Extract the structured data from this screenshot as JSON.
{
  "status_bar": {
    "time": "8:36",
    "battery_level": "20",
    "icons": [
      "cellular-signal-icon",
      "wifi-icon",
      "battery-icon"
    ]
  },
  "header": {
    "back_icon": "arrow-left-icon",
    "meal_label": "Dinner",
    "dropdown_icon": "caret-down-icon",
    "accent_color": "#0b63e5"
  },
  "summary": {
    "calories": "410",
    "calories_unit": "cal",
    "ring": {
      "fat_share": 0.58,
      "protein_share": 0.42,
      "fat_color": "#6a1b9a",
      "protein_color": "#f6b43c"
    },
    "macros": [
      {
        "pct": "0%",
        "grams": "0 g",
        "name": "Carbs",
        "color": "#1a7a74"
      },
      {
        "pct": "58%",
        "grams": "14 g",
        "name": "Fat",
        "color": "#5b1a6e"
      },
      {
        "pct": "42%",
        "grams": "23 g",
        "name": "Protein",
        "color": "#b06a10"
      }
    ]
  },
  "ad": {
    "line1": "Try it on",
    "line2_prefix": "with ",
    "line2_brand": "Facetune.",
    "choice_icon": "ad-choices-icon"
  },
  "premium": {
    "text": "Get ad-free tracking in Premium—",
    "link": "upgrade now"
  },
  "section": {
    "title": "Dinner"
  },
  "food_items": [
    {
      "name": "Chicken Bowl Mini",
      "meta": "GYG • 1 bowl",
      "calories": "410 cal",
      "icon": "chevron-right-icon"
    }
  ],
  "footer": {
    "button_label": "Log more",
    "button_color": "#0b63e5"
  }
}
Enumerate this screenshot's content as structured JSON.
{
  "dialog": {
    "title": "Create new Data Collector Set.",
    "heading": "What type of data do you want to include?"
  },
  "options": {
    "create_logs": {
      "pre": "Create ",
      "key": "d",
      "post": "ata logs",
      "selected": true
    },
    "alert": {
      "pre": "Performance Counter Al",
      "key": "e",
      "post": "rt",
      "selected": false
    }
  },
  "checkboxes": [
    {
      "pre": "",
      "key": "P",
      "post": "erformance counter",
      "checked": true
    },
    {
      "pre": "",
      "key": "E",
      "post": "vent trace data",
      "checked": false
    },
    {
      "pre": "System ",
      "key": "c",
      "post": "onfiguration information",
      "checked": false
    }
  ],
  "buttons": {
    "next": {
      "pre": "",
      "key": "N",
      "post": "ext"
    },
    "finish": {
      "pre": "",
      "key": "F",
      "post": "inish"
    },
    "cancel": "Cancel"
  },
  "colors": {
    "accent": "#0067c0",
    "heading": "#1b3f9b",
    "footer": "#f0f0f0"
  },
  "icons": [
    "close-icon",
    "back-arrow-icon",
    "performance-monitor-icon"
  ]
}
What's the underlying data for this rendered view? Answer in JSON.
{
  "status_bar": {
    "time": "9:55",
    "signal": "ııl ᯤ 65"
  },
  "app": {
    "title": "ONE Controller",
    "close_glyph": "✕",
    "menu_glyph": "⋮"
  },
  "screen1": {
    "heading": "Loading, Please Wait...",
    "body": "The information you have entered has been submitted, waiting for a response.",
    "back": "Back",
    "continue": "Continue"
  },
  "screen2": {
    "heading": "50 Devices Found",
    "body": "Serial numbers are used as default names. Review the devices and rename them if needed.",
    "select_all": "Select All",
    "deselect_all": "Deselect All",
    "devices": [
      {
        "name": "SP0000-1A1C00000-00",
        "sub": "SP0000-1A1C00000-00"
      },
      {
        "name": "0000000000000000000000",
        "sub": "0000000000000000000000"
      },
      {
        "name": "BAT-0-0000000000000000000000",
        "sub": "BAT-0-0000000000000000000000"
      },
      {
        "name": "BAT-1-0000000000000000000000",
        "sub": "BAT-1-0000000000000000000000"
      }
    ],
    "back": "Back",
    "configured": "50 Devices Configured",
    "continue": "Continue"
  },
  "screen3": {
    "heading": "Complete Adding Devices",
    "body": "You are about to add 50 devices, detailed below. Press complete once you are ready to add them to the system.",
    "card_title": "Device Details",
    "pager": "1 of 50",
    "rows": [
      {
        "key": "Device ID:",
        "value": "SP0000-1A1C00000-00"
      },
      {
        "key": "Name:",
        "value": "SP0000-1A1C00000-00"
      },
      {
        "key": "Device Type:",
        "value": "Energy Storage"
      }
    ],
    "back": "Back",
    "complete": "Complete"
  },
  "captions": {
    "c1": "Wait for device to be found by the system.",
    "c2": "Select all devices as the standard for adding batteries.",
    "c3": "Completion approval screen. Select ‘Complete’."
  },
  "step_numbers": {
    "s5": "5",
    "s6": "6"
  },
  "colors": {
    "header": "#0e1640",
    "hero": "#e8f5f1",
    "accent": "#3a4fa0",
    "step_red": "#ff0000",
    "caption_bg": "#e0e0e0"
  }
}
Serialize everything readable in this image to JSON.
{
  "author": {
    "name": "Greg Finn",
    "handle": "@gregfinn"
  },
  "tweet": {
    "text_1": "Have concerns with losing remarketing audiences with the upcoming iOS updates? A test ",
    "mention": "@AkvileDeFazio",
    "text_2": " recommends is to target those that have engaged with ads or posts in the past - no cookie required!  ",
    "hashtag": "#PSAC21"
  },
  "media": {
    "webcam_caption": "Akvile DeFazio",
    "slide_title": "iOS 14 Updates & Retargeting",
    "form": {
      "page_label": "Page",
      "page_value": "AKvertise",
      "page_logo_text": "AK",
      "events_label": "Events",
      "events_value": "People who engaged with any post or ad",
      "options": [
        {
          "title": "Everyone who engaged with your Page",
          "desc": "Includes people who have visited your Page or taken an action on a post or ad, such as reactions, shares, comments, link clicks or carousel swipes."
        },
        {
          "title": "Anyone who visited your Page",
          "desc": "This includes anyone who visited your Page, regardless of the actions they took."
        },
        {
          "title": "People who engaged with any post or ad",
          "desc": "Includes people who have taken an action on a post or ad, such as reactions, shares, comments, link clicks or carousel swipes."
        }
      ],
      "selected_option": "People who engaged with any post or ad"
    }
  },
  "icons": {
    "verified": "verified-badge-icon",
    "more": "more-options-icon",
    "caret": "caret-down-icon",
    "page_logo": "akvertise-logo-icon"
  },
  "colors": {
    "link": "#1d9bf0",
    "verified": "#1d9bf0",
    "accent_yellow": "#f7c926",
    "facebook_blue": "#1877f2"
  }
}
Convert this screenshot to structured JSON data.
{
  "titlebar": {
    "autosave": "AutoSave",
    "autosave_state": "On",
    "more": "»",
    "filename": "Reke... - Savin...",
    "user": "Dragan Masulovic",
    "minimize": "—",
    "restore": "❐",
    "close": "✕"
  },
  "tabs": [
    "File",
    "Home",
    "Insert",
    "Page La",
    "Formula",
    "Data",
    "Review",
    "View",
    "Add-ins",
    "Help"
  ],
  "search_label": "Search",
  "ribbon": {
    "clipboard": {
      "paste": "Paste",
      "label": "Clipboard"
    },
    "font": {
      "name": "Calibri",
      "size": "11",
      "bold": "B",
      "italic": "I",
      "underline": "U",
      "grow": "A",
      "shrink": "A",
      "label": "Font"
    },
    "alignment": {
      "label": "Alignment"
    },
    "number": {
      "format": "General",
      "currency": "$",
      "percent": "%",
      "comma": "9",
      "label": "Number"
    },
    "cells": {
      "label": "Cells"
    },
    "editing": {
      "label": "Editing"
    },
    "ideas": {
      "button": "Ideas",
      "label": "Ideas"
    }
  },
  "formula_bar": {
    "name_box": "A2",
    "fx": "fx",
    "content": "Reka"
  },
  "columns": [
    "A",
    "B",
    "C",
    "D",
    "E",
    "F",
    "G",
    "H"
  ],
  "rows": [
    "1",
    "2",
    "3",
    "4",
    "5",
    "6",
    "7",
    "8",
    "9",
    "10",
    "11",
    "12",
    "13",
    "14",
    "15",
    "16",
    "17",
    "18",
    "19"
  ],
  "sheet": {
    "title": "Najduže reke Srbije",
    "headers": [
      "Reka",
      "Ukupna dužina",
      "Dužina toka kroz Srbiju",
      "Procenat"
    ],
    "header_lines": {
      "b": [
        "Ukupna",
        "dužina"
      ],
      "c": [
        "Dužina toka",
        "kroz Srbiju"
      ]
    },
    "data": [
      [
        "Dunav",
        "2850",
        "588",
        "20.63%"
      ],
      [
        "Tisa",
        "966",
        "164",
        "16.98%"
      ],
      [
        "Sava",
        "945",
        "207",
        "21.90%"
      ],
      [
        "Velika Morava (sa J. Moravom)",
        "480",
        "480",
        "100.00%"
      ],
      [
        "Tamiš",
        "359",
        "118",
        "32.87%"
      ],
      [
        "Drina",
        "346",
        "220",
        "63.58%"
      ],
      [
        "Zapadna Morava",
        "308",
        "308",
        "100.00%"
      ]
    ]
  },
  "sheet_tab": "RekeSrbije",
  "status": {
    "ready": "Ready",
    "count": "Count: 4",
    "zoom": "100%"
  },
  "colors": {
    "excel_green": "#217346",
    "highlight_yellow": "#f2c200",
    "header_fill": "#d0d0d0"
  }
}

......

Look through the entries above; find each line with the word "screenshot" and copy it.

Extract the structured data from this screenshot as JSON.
Enumerate this screenshot's content as structured JSON.
Convert this screenshot to structured JSON data.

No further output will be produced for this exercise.